Moving on, Sheridan says that Israel made this “generous” offer in exchange for a peace that would accept Israel’s legitimacy. Because Arafat refused, Sheridan then makes the quantum leap to deduce that Arafat “had never accepted that Israel had a right to exist at all.” Nowhere does Sheridan explain that all the while these negotiations were taking place, Israel’s illegal settlement expansionism was still going on. In fact, the Israeli bureau of statistics reported that settlement building had increased 81 percent in the first quarter of 2000. (Report on Israeli Settlement in the Occupied Territories, 11-12/00) Nowhere does Sheridan describe the nightly military raids into Palestinian cities, towns and villages, the killings, home demolitions, arrests, humiliations and indignities suffered by the Palestinian population. Nowhere does he mention the frenzied attacks by the Israeli settlers, who have no moral qualms about allowing their children to hurl stones and abuse at Palestinian women and children as they try to make their way to school or home. Instead, he asks the reader to empathise with the Israelis who he says are forced to defend themselves from the constant threats and attacks driven by “hate-filled and anti-Semitic propaganda designed to make schoolchildren despise the Jews.” Israel’s democracy, therefore, has an excuse for war; Palestinians under occupation have none.
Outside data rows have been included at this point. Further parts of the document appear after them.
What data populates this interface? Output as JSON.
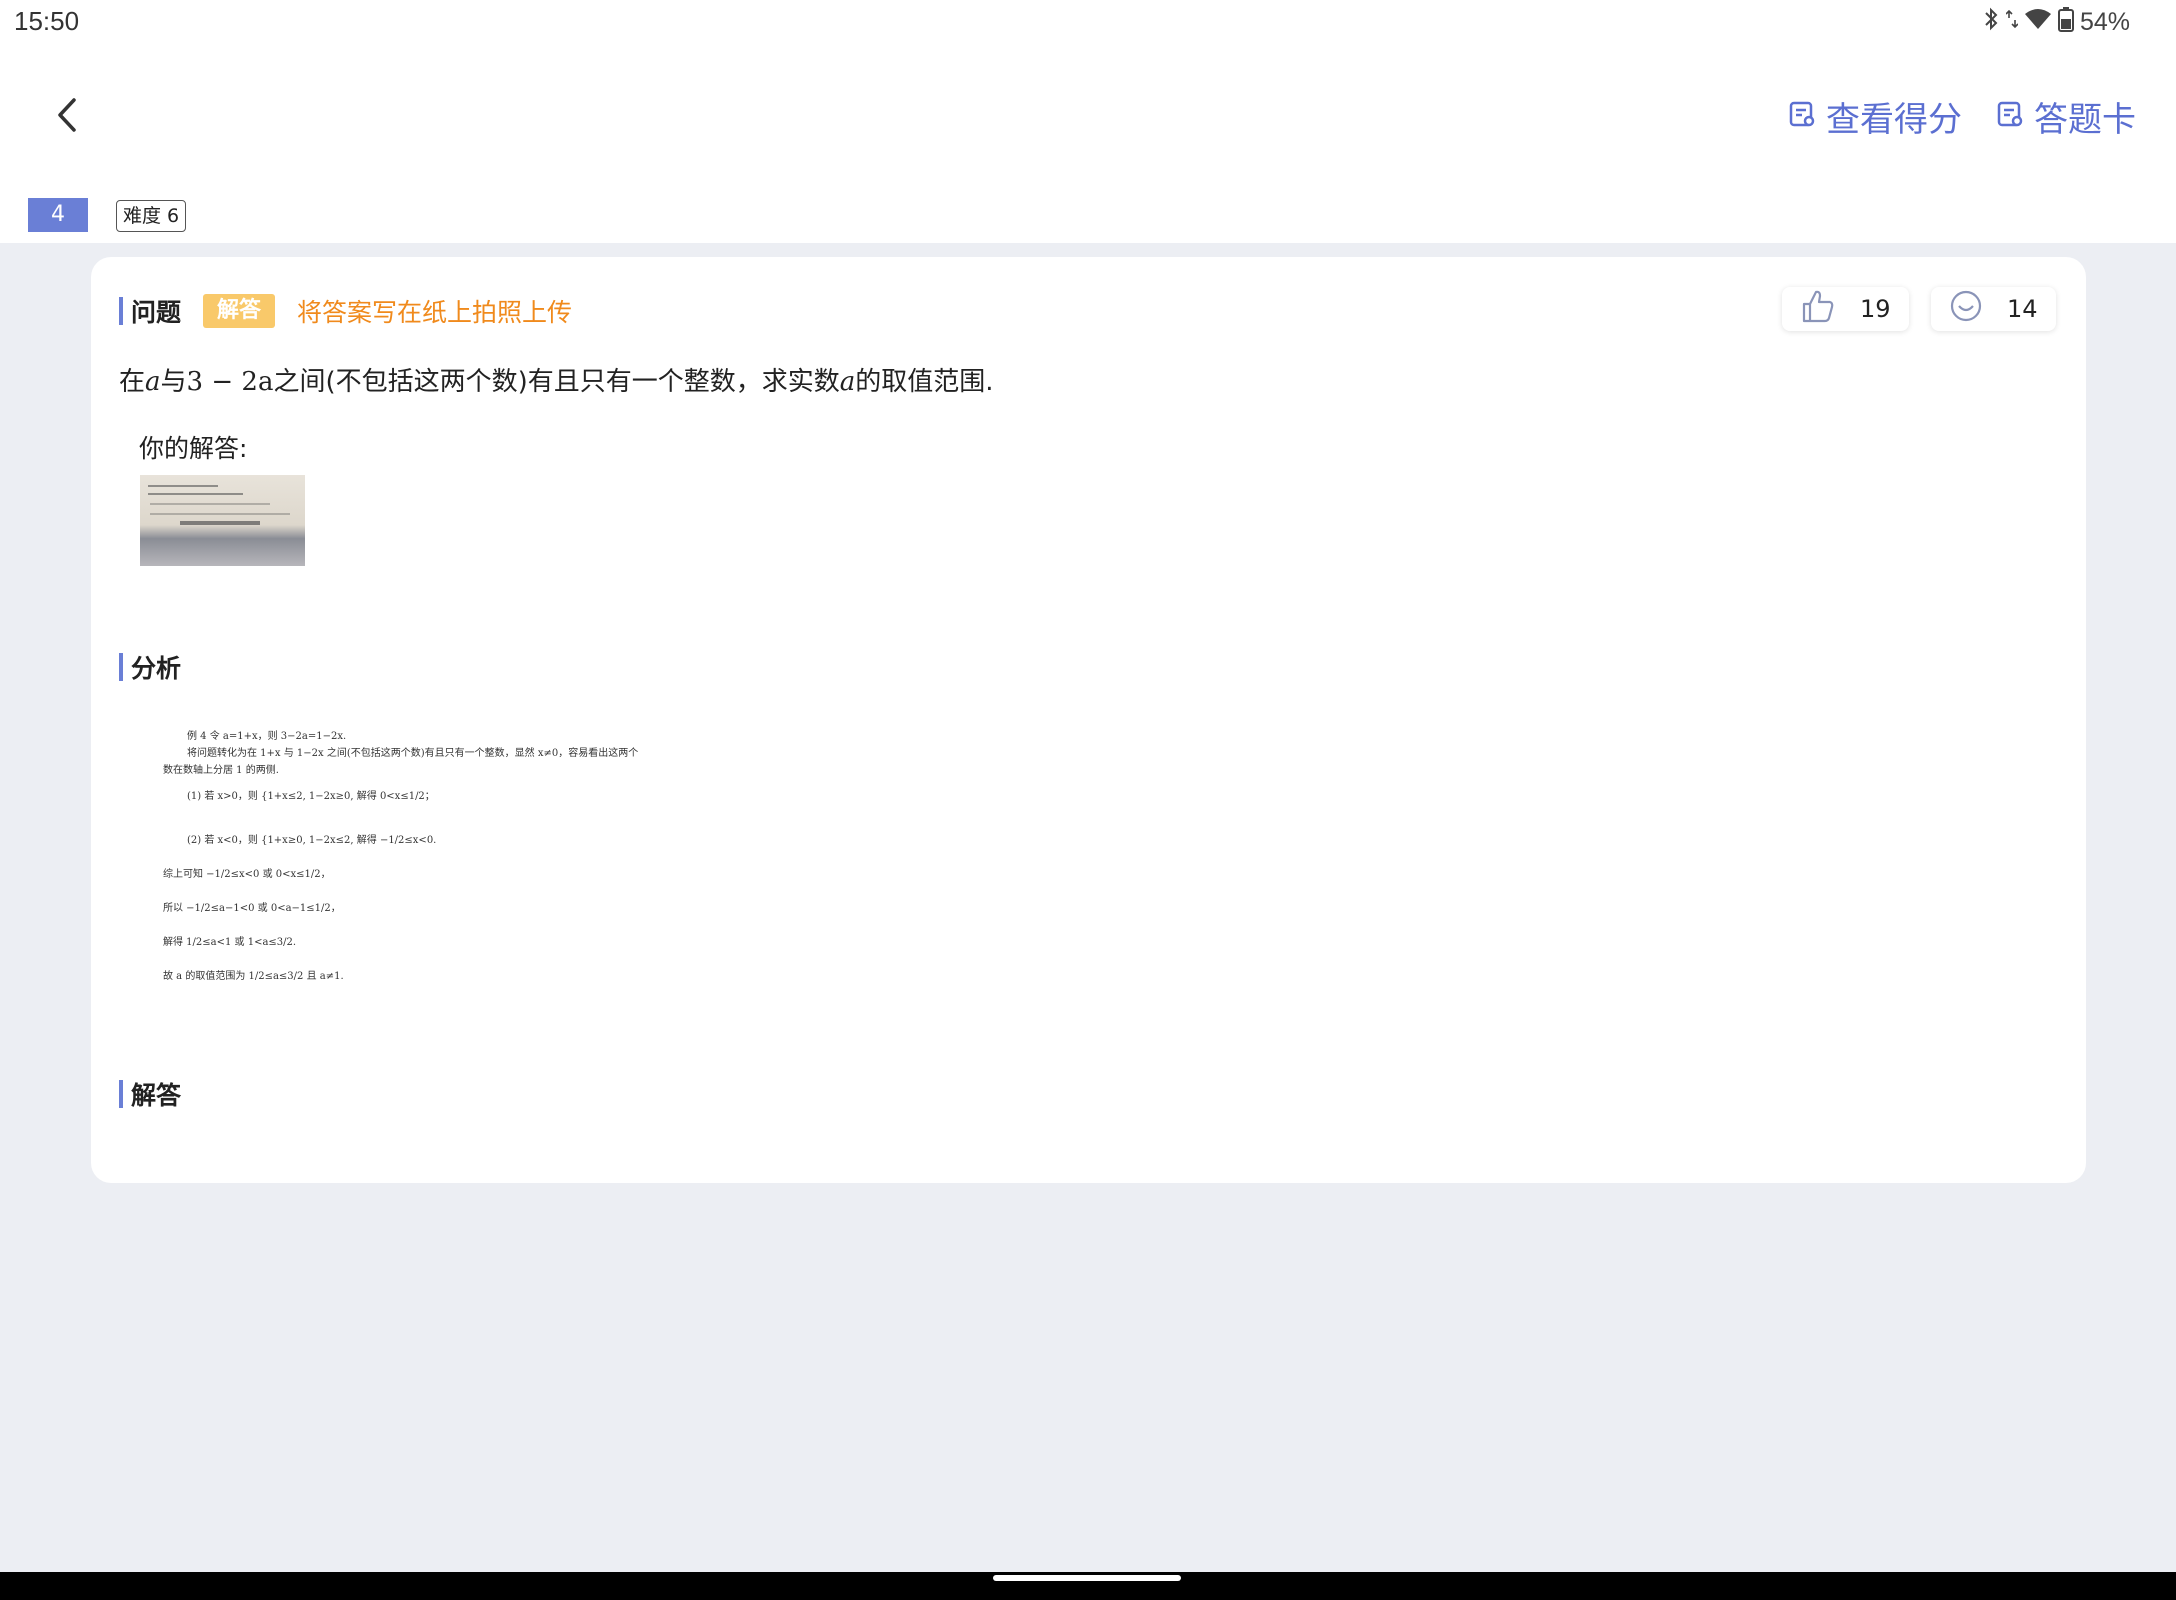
{
  "status": {
    "time": "15:50",
    "battery": "54%",
    "icons": [
      "bluetooth-icon",
      "data-arrows-icon",
      "wifi-icon",
      "battery-icon"
    ]
  },
  "header": {
    "view_score": "查看得分",
    "answer_card": "答题卡"
  },
  "question_meta": {
    "number": "4",
    "difficulty": "难度 6"
  },
  "question": {
    "section_title": "问题",
    "type_tag": "解答",
    "hint": "将答案写在纸上拍照上传",
    "likes": "19",
    "comments": "14",
    "text_pre": "在",
    "var_a": "a",
    "text_mid": "与",
    "expr": "3 − 2a",
    "text_post": "之间(不包括这两个数)有且只有一个整数，求实数",
    "var_a2": "a",
    "text_end": "的取值范围.",
    "your_answer_label": "你的解答:"
  },
  "analysis": {
    "section_title": "分析",
    "lines": [
      "例 4  令 a=1+x，则 3−2a=1−2x.",
      "将问题转化为在 1+x 与 1−2x 之间(不包括这两个数)有且只有一个整数，显然 x≠0，容易看出这两个",
      "数在数轴上分居 1 的两侧.",
      "(1) 若 x>0，则 {1+x≤2, 1−2x≥0,  解得 0<x≤1/2；",
      "(2) 若 x<0，则 {1+x≥0, 1−2x≤2,  解得 −1/2≤x<0.",
      "综上可知                −1/2≤x<0 或 0<x≤1/2，",
      "所以                  −1/2≤a−1<0 或 0<a−1≤1/2，",
      "解得                   1/2≤a<1 或 1<a≤3/2.",
      "故 a 的取值范围为          1/2≤a≤3/2 且 a≠1."
    ]
  },
  "solution": {
    "section_title": "解答"
  }
}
For an experienced foreign affairs journalist, Sheridan shows an amazing reluctance to examine the realities of Israel’s “democracy” at work. His article relies on the same old and now-debunked myths and arguments that no self-respecting journalist ought to employ. Even if Sheridan is convinced that “Israel is a democracy in good standing” he ought to be asking for whom? Israel has made no secret of its intention to be a Jewish state only, so it is no wonder that Israel’s 1.2 million Palestinian citizens — the survivors and descendants of the 1948 Zionist ethnic cleansing of Palestine — see themselves increasingly isolated and alienated from Israeli society. It won’t be long before Israel will have to declare its hand: is it “a state of the Jewish people throughout the world” as it defines itself, or a state of all its citizens, both Jewish and non-Jewish? Perhaps Sheridan sees this as yet another issue that must be left for Israel’s “vibrant, genuine problem-solving democracy” to solve. In the meantime, Sheridan should indeed congratulate himself on the “great honour” of being awarded the Jerusalem Prize for no other reason than having supported Israel so “conspicuously”.
Sonja Karkar is the founder and president of Women for Palestine in Melbourne, Australia.